Drinking milk gives you “issues”iStock/FangXiaNuo
So does eating yogurt, cheese, and all else dairy. Blame a little enzyme called lactase: it’s made in the small intestine and responsible for breaking down lactose—a sugar found in milk—into simpler forms the body can absorb. Low levels of lactase means lactose gets into the colon undigested, where bacteria breaks it down and your gas issues begin. Lactose intolerance is super common, according to Dr. Gross; and it usually starts in adulthood, when lactase production drops off sharply. These are other symptoms of lactose intolerance to pay attention to.
You’re sensitive to gluteniStock/chameleonseye
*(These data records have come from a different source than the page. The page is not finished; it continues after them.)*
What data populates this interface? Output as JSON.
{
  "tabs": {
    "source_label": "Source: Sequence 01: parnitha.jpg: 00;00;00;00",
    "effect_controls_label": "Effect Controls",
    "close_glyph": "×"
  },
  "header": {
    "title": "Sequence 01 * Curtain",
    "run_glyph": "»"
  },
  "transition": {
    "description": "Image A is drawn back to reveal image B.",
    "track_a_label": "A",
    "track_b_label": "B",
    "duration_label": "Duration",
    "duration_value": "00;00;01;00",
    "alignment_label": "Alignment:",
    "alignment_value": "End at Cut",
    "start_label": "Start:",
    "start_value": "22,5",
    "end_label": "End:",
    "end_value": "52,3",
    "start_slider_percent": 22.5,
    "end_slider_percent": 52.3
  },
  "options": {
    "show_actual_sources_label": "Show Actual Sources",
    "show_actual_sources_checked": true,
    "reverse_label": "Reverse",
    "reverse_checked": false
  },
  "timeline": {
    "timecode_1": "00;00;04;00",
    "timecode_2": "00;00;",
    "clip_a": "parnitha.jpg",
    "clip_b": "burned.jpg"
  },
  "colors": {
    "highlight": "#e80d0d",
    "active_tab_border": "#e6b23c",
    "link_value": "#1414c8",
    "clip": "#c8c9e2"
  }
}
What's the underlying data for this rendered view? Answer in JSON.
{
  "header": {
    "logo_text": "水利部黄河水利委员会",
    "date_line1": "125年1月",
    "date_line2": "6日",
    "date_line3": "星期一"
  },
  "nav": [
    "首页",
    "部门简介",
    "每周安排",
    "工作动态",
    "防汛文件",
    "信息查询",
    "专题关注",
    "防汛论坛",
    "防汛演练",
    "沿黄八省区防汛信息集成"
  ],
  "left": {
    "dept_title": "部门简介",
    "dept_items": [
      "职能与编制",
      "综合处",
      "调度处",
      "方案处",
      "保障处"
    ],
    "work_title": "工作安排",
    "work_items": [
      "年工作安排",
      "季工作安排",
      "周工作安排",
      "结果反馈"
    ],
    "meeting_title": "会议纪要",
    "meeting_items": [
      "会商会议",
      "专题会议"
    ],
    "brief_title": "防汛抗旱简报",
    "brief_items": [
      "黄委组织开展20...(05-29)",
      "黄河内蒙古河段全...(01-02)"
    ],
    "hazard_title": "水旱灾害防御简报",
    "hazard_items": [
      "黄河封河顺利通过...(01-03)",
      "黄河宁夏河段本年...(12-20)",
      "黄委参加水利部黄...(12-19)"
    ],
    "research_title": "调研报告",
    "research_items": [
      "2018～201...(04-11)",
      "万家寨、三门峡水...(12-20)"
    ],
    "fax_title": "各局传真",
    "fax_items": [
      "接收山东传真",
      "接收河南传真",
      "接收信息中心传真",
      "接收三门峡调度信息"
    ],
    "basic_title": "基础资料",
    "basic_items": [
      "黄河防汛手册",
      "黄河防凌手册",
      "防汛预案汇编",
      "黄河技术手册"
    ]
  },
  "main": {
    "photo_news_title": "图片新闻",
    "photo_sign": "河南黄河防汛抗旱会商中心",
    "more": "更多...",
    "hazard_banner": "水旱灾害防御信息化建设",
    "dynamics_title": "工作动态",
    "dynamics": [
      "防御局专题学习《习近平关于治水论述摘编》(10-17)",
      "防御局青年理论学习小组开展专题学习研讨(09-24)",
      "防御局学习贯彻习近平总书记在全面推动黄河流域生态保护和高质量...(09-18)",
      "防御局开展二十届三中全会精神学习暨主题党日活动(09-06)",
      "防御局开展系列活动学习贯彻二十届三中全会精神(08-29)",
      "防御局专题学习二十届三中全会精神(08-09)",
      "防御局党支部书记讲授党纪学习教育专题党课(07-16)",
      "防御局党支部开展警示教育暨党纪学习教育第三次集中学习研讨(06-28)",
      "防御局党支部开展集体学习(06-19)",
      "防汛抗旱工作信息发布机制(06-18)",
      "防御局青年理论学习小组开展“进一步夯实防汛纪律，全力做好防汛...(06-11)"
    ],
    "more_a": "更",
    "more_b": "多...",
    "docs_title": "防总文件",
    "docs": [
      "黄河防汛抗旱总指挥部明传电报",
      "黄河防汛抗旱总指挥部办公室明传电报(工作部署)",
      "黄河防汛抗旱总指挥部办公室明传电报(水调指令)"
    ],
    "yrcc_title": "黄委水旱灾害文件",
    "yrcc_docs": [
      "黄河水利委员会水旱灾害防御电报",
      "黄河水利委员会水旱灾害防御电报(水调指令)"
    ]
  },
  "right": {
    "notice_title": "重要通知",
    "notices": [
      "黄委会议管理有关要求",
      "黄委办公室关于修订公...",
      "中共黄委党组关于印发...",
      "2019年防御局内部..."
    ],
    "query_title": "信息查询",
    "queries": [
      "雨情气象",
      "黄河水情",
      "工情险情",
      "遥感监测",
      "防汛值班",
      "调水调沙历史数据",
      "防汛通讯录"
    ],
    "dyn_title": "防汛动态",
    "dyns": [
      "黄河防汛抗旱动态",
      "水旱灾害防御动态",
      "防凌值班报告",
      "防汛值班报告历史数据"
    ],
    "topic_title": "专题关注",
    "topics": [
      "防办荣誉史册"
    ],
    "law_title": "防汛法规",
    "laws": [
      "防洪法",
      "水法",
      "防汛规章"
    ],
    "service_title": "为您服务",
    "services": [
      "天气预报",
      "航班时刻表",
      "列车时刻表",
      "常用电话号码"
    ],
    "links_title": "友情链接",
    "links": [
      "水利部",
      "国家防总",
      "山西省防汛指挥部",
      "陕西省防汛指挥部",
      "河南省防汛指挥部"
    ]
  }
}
No one can digest this protein found in wheat, barley and rye, says Dr. Gross—but if you have celiac disease, eating gluten actually triggers an immune response in your small intestine. The reaction can cause a breakdown in the lining of the intestine, affecting its ability to absorb nutrients; and the damage can cause excess gas, diarrhea, and even weight loss. “People without celiac don’t have these same changes to the small intestine, but still may get gas and bloating in reaction to the gluten they can’t break down,” says Dr. Gross. Researchers estimate that only 20 percent of people with celiac disease may receive a diagnosis, according to the Mayo Clinic. Pay attention to these silent signs of celiac disease. If you suspect a sensitivity to gluten or celiac disease, talk to your doctor.
You should ease up on the fake sugariStock/BigRedCurlyGuy
Sure, you save on calories, but for some, our systems simply can’t tolerate artificial sweeteners—such as sorbitol, mannitol and xylitol; plus, they contain sugar alcohols, which can cause gas and bloating.
Your sphincter is tightiStock/Sarah Bossert
It seems wrong to put “butthole” in bold, but that’s what the sphincter is; and its tightness, plus the speed at which the gas passes through it, determines the volume and pitch of your toot. And if your last fart smelled like a rotten egg, it’s probably because you ate something with sulfur in it. Most of the gas we release is an odorless mix of carbon dioxide, oxygen, nitrogen, hydrogen, and sometimes methane; but when bacteria breaks down beans, cabbage, meat and other high-sulfurous foods, it creates a tiny amount of sulfur compounds that give off a Napolean-complex smell.